Jupiter’s Travels, about Ted Simon’s round the world motorbike journey over four years in the early-mid 70’s, is a justly famous and widely-read book.
As Simon has discovered over the years (documented in, among other places, the opening pages of his follow up book from the early 2000’s, Dreaming of Jupiter) the original book not only proved to be very popular among armchair travellers, but also inspired scores of people to get out of the house, get on their bikes and see the world for themselves. I count myself through circumstances as very much in the former armchair category at present, but who knows? I’m still younger than Simon was when he made his first journey (he was in the his early 40’s) and I’ve always fancied owning a Triumph. The idea of seeing more of the world has always appealed. Mind you, I bet the wife and kids would have a lot to say about it if I suddenly upped sticks and took four years to go around the world like Simon did.
Sponsored by the Sunday Times and with no dependents to keep him at home, Simon set off from England in an uncertain frame of mind, unsure as to whether he was doing the right thing or was just plain mad. These moments of doubt and self questioning are beautifully captured in the book’s opening, along with the more practical parts, which are no less interesting, about how he learned to ride a motorbike (he was a total novice rider when the idea for the journey occurred to him) and from there started gathering the equipment together for his marathon trek.
His journey through Europe and down through Italy is dealt with in relatively few pages, and it’s when he hits Africa that the prose starts to flow and the vista well and truly opens up. I have read Jupiter’s Travels twice before, and every time I have been utterly captivated by Simon’s descriptions of his passage through that Continent. This is a great book overall, but for me I think it reaches its peak early on. Of particular interest are his descriptions of trying to negotiate roads which aren’t really roads at all, and at times seem like they’d struggle to deserve the description of dirt track. It’s at times like these I got the clearest sense of what a stupendous undertaking this journey (and all others like this) was and is. It really was Simon and his Triumph Tiger out on their own, against the world. If either of them failed then, at certain times in certain places such as out in the desert, it really would have been the end of both of them.
Say what you like about the supposed shortcomings of British workmanship, but that stalwart Triumph is one of the stars of this book. Simon’s relationship with it is clearly one based on respect, although as is to be expected the book is peppered with scenes in garages or stuck on the roadside while various running repairs or even full-scale overhauls are performed. But the bike not only survived but served with distinction, and currently resides in the Coventry Transport Museum (see here for more info).
A curious thing has happened every time I have read this book. After the wonderful sense of freedom and momentum built up when reading of his successful crossing of Africa, the tone changes the moment after crossing the Atlantic that Simon lands in Fortaleza, Brazil.
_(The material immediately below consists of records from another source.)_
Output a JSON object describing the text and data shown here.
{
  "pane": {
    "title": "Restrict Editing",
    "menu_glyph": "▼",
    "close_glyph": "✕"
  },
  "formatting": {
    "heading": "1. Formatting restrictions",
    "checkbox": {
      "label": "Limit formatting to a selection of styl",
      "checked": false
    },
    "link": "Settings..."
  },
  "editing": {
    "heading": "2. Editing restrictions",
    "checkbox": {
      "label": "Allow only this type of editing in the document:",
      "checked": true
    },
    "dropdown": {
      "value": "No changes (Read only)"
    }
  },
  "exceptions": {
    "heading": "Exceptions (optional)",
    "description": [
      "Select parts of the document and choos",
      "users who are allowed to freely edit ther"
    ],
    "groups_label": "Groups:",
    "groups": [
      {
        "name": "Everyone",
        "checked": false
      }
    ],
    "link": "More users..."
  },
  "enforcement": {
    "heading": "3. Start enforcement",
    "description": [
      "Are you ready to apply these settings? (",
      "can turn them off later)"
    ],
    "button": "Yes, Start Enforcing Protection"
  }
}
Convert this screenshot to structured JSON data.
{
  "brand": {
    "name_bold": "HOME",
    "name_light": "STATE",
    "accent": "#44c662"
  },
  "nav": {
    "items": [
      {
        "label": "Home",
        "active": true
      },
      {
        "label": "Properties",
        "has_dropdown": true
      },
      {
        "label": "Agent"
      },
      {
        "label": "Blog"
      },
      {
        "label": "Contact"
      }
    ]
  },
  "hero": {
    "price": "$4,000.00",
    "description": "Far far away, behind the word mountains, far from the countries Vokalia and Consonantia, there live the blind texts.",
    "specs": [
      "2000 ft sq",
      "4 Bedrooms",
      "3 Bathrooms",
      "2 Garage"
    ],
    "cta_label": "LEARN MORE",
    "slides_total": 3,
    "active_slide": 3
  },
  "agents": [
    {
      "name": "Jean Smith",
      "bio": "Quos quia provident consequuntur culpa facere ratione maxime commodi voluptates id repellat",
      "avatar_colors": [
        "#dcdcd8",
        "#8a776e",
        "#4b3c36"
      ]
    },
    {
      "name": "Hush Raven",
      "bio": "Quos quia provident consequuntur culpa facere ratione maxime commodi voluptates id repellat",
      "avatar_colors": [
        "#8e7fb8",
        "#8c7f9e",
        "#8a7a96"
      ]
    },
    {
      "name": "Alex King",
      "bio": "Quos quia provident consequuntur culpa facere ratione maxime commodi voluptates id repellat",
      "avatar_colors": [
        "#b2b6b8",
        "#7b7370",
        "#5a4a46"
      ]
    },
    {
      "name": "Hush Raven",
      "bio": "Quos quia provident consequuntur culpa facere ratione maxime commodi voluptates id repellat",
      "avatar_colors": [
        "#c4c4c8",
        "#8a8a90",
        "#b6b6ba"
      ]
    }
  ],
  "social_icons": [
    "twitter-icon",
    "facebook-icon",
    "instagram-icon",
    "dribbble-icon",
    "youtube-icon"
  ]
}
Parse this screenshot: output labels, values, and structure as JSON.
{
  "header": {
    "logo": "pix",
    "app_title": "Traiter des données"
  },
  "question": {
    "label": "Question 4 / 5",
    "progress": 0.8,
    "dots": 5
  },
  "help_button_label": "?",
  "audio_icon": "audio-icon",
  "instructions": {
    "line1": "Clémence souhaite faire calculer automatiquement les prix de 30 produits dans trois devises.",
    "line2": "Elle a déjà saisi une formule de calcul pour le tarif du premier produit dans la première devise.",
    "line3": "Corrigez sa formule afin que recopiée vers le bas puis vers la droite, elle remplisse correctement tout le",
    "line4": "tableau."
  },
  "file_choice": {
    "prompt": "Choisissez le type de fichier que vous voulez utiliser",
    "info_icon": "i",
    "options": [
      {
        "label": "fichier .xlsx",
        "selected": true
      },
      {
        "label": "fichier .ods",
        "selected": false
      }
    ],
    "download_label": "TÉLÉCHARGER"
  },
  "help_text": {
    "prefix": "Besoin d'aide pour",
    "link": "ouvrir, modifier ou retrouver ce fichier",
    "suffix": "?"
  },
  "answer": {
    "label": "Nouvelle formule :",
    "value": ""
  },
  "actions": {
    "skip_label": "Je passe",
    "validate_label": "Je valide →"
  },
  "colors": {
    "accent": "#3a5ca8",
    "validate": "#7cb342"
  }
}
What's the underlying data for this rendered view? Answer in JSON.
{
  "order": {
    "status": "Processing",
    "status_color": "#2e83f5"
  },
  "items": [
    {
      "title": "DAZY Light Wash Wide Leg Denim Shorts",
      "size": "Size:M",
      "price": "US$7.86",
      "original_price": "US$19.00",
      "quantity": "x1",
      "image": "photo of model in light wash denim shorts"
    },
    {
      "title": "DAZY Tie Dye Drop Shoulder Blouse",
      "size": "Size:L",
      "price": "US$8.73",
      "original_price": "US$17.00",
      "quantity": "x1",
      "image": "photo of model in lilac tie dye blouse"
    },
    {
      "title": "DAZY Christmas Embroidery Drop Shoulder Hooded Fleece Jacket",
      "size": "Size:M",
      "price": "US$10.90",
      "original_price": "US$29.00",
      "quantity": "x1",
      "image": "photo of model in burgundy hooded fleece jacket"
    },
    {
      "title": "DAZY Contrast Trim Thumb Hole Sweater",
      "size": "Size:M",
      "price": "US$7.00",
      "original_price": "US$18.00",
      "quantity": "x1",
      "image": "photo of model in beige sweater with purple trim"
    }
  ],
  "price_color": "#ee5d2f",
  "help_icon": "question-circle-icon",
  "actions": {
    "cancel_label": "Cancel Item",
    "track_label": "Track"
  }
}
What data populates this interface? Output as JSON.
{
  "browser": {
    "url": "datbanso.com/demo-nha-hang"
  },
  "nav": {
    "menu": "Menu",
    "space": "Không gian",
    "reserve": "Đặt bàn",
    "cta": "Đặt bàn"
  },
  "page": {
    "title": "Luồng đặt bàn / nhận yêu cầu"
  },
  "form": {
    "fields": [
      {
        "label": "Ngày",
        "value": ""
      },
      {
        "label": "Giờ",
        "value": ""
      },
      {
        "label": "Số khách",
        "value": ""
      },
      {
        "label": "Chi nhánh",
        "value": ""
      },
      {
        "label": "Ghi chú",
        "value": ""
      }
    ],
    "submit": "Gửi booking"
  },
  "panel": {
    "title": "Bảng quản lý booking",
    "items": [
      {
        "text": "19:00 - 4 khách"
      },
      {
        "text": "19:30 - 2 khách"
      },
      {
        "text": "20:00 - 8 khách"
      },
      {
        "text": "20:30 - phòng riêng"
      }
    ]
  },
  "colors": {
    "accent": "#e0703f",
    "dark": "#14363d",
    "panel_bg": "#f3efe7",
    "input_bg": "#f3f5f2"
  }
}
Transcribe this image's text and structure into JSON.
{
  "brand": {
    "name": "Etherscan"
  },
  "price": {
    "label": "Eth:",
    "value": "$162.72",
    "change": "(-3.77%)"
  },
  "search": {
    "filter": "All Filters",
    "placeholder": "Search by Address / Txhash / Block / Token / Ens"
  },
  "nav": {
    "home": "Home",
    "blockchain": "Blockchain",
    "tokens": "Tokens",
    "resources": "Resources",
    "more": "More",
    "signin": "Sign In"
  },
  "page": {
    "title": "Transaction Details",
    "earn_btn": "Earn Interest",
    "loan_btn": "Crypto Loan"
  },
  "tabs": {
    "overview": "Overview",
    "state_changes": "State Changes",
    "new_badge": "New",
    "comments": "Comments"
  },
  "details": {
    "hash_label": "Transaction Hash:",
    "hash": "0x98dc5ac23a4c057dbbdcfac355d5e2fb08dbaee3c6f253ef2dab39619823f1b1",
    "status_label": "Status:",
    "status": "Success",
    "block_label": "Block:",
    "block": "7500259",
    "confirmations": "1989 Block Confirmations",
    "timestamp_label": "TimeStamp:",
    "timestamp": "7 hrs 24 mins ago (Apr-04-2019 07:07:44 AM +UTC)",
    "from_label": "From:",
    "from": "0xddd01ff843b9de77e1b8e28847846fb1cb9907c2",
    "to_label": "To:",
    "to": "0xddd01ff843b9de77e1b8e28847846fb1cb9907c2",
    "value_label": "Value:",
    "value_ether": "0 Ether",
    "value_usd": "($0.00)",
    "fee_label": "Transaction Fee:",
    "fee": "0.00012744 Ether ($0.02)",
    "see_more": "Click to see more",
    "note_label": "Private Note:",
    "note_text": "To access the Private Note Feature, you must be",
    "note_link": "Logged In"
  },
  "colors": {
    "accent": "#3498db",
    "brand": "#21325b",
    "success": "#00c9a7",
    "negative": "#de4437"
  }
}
It’s not that the writing flags, but because of the almost total contrast with what has gone before, the narrative does hit a sticky patch of sorts for the simple reason that it was while in Brazil (then under military rule) that Simon was held for a time in police custody. He describes his sense at the time of how much like touch-and-go it seemed as to whether he’d ever be released or not. In the end he made it out, to enjoy a spell of r and r in Rio which is described in detail, after which his way though the rest of Brazil and Argentina is glossed over somewhat. The narrative then goes on to focus in detail on his journey back up the central and eastern parts of South America through the Andes, much of which he made in the company of two Frenchmen who had their own four-wheeled transport.
Central America and then the USA follow, where Simon made a long stop at a kind of commune in Northern California. Once in Australia we get some of the most interesting and perceptive descriptions of people. Simon makes no bones of the fact that he arrived Down Under with a head full of preconceptions and stereotypes about the kind of folk he’d find there, but these are largely dispelled by the interesting assortment of people he encountered, and there are some keenly observed character sketches of the truckers among whom he spent an enforced spell while waiting for the floodwaters of swollen rivers to subside while heading up the East Coast.
After Australia comes the far east, and the centrepiece of this section of Jupiter’s Travels are his travels in India, again a time of fateful encounters and much spiritual rumination about his own nature, and the nature of his journey. One thing that struck me when I first read this book more than ten years ago, and which still strikes me when I read it, is that it could be some time yet before the journey he made overland from Pakistan back into Turkey can be made so relatively safely again. Of course there are ways and means even today, but in some ways the World was a more certain place back then.
Packed full of insight, colourful characters, a sense of wonder at the vastness of the world and a general joie de vivre, I highly recommend Jupiter’s Travels. You don’t have to be a member of the Triumph Owners’ Club or a long distance motorbiker to enjoy it, but be warned: reading the book could well turn you into either one or the other, and possibly both.